According to the new legislation, all renovation work that will disturb paint on a building built prior to 1978 will have to be performed by a firm that has been certified by the EPA. In addition, all employees of the renovation firm must either be certified renovators or have been trained by a certified renovator. These new requirements will become effective April 22, 2010. All work after this time will be required to comply with Lead Safe Work Practices. It should be noted that any work performed that does not comply with these new requirements can be penalized by a fine in excess of $30,000 per violation, per day.

In order to ensure that all projects performed after April 22, 2010, comply with the above requirements, it is recommended that the following simple steps be taken:

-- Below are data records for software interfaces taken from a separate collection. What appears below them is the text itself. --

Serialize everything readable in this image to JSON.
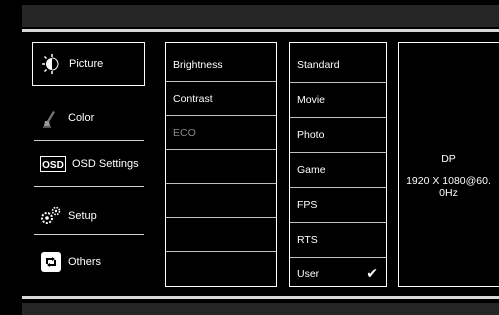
{
  "menu": [
    {
      "id": "picture",
      "label": "Picture",
      "icon": "picture-icon"
    },
    {
      "id": "color",
      "label": "Color",
      "icon": "color-icon"
    },
    {
      "id": "osd",
      "label": "OSD Settings",
      "icon": "osd-icon"
    },
    {
      "id": "setup",
      "label": "Setup",
      "icon": "setup-icon"
    },
    {
      "id": "others",
      "label": "Others",
      "icon": "others-icon"
    }
  ],
  "submenu": [
    {
      "label": "Brightness",
      "enabled": true
    },
    {
      "label": "Contrast",
      "enabled": true
    },
    {
      "label": "ECO",
      "enabled": false
    },
    {
      "label": "",
      "enabled": true
    },
    {
      "label": "",
      "enabled": true
    },
    {
      "label": "",
      "enabled": true
    },
    {
      "label": "",
      "enabled": true
    }
  ],
  "options": [
    {
      "label": "Standard",
      "selected": false
    },
    {
      "label": "Movie",
      "selected": false
    },
    {
      "label": "Photo",
      "selected": false
    },
    {
      "label": "Game",
      "selected": false
    },
    {
      "label": "FPS",
      "selected": false
    },
    {
      "label": "RTS",
      "selected": false
    },
    {
      "label": "User",
      "selected": true
    }
  ],
  "info": {
    "input": "DP",
    "resolution": "1920 X 1080@60. 0Hz"
  },
  "colors": {
    "background": "#000000",
    "bar": "#262626",
    "line": "#d8d8d8",
    "text": "#ffffff",
    "disabled": "#8a8a8a"
  }
}
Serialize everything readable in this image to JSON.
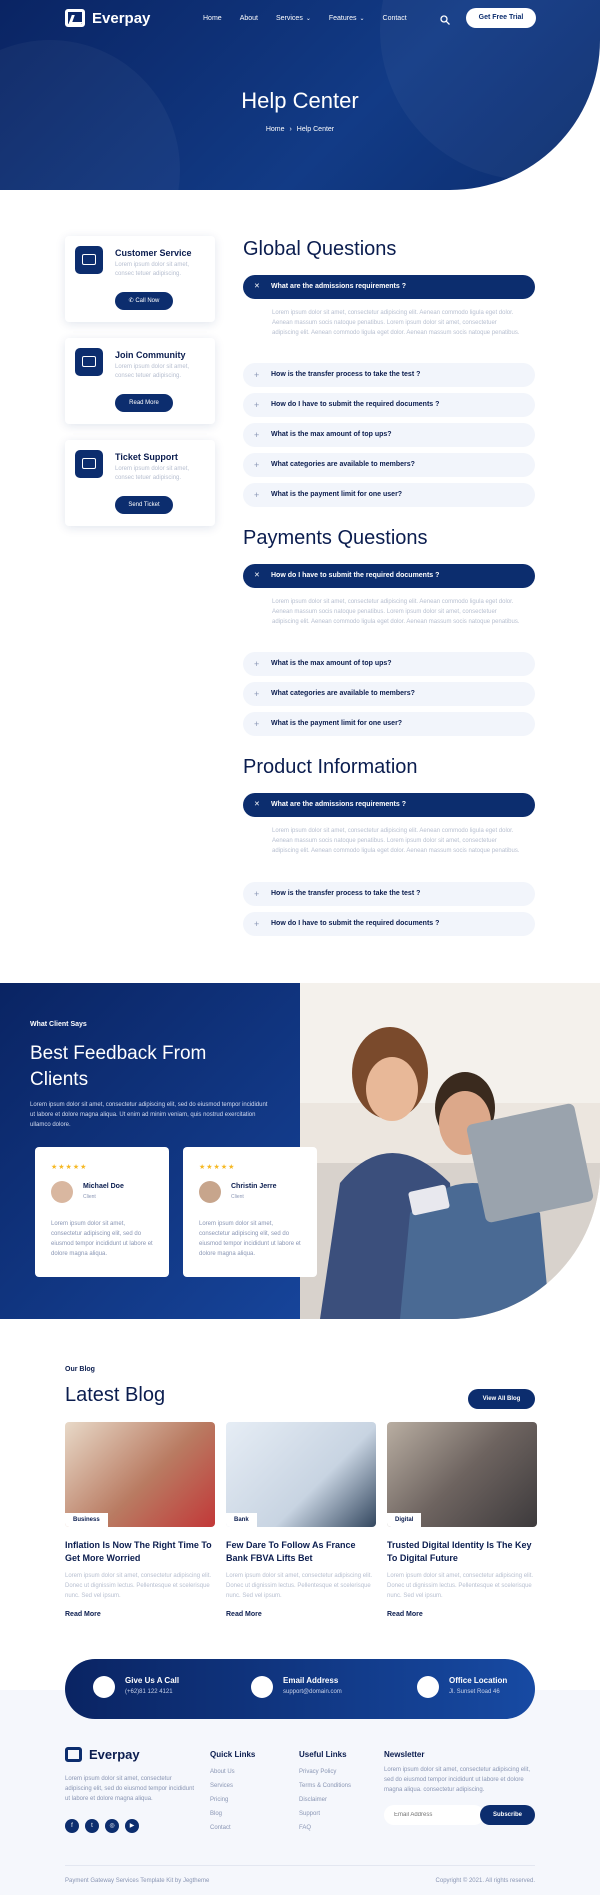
{
  "nav": {
    "brand": "Everpay",
    "links": [
      "Home",
      "About",
      "Services",
      "Features",
      "Contact"
    ],
    "cta": "Get Free Trial"
  },
  "hero": {
    "title": "Help Center",
    "crumb_home": "Home",
    "crumb_current": "Help Center"
  },
  "support_cards": [
    {
      "title": "Customer Service",
      "desc": "Lorem ipsum dolor sit amet, consec tetuer adipiscing.",
      "button": "Call Now"
    },
    {
      "title": "Join Community",
      "desc": "Lorem ipsum dolor sit amet, consec tetuer adipiscing.",
      "button": "Read More"
    },
    {
      "title": "Ticket Support",
      "desc": "Lorem ipsum dolor sit amet, consec tetuer adipiscing.",
      "button": "Send Ticket"
    }
  ],
  "faq": {
    "global": {
      "title": "Global Questions",
      "questions": [
        "What are the admissions requirements ?",
        "How is the transfer process to take the test ?",
        "How do I have to submit the required documents ?",
        "What is the max amount of top ups?",
        "What categories are available to members?",
        "What is the payment limit for one user?"
      ],
      "answer": "Lorem ipsum dolor sit amet, consectetur adipiscing elit. Aenean commodo ligula eget dolor. Aenean massum socis natoque penatibus. Lorem ipsum dolor sit amet, consectetuer adipiscing elit. Aenean commodo ligula eget dolor. Aenean massum socis natoque penatibus."
    },
    "payments": {
      "title": "Payments Questions",
      "questions": [
        "How do I have to submit the required documents ?",
        "What is the max amount of top ups?",
        "What categories are available to members?",
        "What is the payment limit for one user?"
      ],
      "answer": "Lorem ipsum dolor sit amet, consectetur adipiscing elit. Aenean commodo ligula eget dolor. Aenean massum socis natoque penatibus. Lorem ipsum dolor sit amet, consectetuer adipiscing elit. Aenean commodo ligula eget dolor. Aenean massum socis natoque penatibus."
    },
    "product": {
      "title": "Product Information",
      "questions": [
        "What are the admissions requirements ?",
        "How is the transfer process to take the test ?",
        "How do I have to submit the required documents ?"
      ],
      "answer": "Lorem ipsum dolor sit amet, consectetur adipiscing elit. Aenean commodo ligula eget dolor. Aenean massum socis natoque penatibus. Lorem ipsum dolor sit amet, consectetuer adipiscing elit. Aenean commodo ligula eget dolor. Aenean massum socis natoque penatibus."
    }
  },
  "testimonials": {
    "eyebrow": "What Client Says",
    "title_line1": "Best Feedback From",
    "title_line2": "Clients",
    "desc": "Lorem ipsum dolor sit amet, consectetur adipiscing elit, sed do eiusmod tempor incididunt ut labore et dolore magna aliqua. Ut enim ad minim veniam, quis nostrud exercitation ullamco dolore.",
    "items": [
      {
        "name": "Michael Doe",
        "role": "Client",
        "rating": 4.5,
        "stars": "★★★★★",
        "text": "Lorem ipsum dolor sit amet, consectetur adipiscing elit, sed do eiusmod tempor incididunt ut labore et dolore magna aliqua."
      },
      {
        "name": "Christin Jerre",
        "role": "Client",
        "rating": 4.5,
        "stars": "★★★★★",
        "text": "Lorem ipsum dolor sit amet, consectetur adipiscing elit, sed do eiusmod tempor incididunt ut labore et dolore magna aliqua."
      }
    ]
  },
  "blog": {
    "eyebrow": "Our Blog",
    "title": "Latest Blog",
    "button": "View All Blog",
    "posts": [
      {
        "tag": "Business",
        "title": "Inflation Is Now The Right Time To Get More Worried",
        "desc": "Lorem ipsum dolor sit amet, consectetur adipiscing elit. Donec ut dignissim lectus. Pellentesque et scelerisque nunc. Sed vel ipsum.",
        "link": "Read More"
      },
      {
        "tag": "Bank",
        "title": "Few Dare To Follow As France Bank FBVA Lifts Bet",
        "desc": "Lorem ipsum dolor sit amet, consectetur adipiscing elit. Donec ut dignissim lectus. Pellentesque et scelerisque nunc. Sed vel ipsum.",
        "link": "Read More"
      },
      {
        "tag": "Digital",
        "title": "Trusted Digital Identity Is The Key To Digital Future",
        "desc": "Lorem ipsum dolor sit amet, consectetur adipiscing elit. Donec ut dignissim lectus. Pellentesque et scelerisque nunc. Sed vel ipsum.",
        "link": "Read More"
      }
    ]
  },
  "contact": [
    {
      "title": "Give Us A Call",
      "sub": "(+62)81 122 4121"
    },
    {
      "title": "Email Address",
      "sub": "support@domain.com"
    },
    {
      "title": "Office Location",
      "sub": "Jl. Sunset Road 46"
    }
  ],
  "footer": {
    "brand": "Everpay",
    "about": "Lorem ipsum dolor sit amet, consectetur adipiscing elit, sed do eiusmod tempor incididunt ut labore et dolore magna aliqua.",
    "quick_title": "Quick Links",
    "quick": [
      "About Us",
      "Services",
      "Pricing",
      "Blog",
      "Contact"
    ],
    "useful_title": "Useful Links",
    "useful": [
      "Privacy Policy",
      "Terms & Conditions",
      "Disclaimer",
      "Support",
      "FAQ"
    ],
    "news_title": "Newsletter",
    "news_desc": "Lorem ipsum dolor sit amet, consectetur adipiscing elit, sed do eiusmod tempor incididunt ut labore et dolore magna aliqua. consectetur adipiscing.",
    "email_placeholder": "Email Address",
    "subscribe": "Subscribe",
    "bottom_left": "Payment Gateway Services Template Kit by Jegtheme",
    "bottom_right": "Copyright © 2021. All rights reserved."
  }
}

  1. Verify the age of your building. Any building built in 1978 or after does not need to comply with the above requirements.
  2. Prior to selecting an engineering firm to write project repair specifications, verify that they are familiar with the new EPA requirements.
  3. Prior to sending project specifications to contractors for bids, verify that they have been certified by the EPA to work on such projects.
  4. Verify with contractors that they employ a certified renovator and all employees that will be working on the project have been adequately trained by the certified renovator.

In special cases, the above requirements do not apply. In order to be exempt from the above requirements, the following requirements must be met:

  1. No children under age 6 reside in the building.
  2. No pregnant women reside in the building.
  3. The building is not a child-occupied facility.
  4. The renovation does not disrupt more than 6 square feet of paint per room on the inside or more than 20 square feet of paint on the exterior.
  5. The renovation firm must obtain a signed statement from the building owner(s) stating that the renovation firm is not required to follow the Lead Safe Work Practices.

In planning for larger renovation projects in buildings built prior to 1978, building owners can expect an increase in project cost due to the above requirements. It is hard to say how much of a cost increase can be expected at this time; however, for planning purposes we would recommend expecting a cost increase between 5% – 15% depending on the project. Building owners can also expect the project to take a longer time to complete. Renovators are now required to post signs throughout the building, tarp off the work area to contain dust, and perform extensive cleaning at the completion of the project.

Since few people have been informed of these new requirements, it is imperative that contractors be pre- screened in order to prevent long project delays while waiting for chosen contractors to become certified. If you as a building owner/property manager/unit owner are looking to begin a renovation in an older building, it is important to have all the facts before you sign with a contractor so that you, the building, and contractor are protected.

More information can be found at http://www.epa.gov/lead/pubs/renovation.htm.

Click on the link below to download the publication.

New Legislation Not Many Are Talking About

The Author | jjackson

View More Post from The Author

Leave a Reply

Your email address will not be published. Required fields are marked *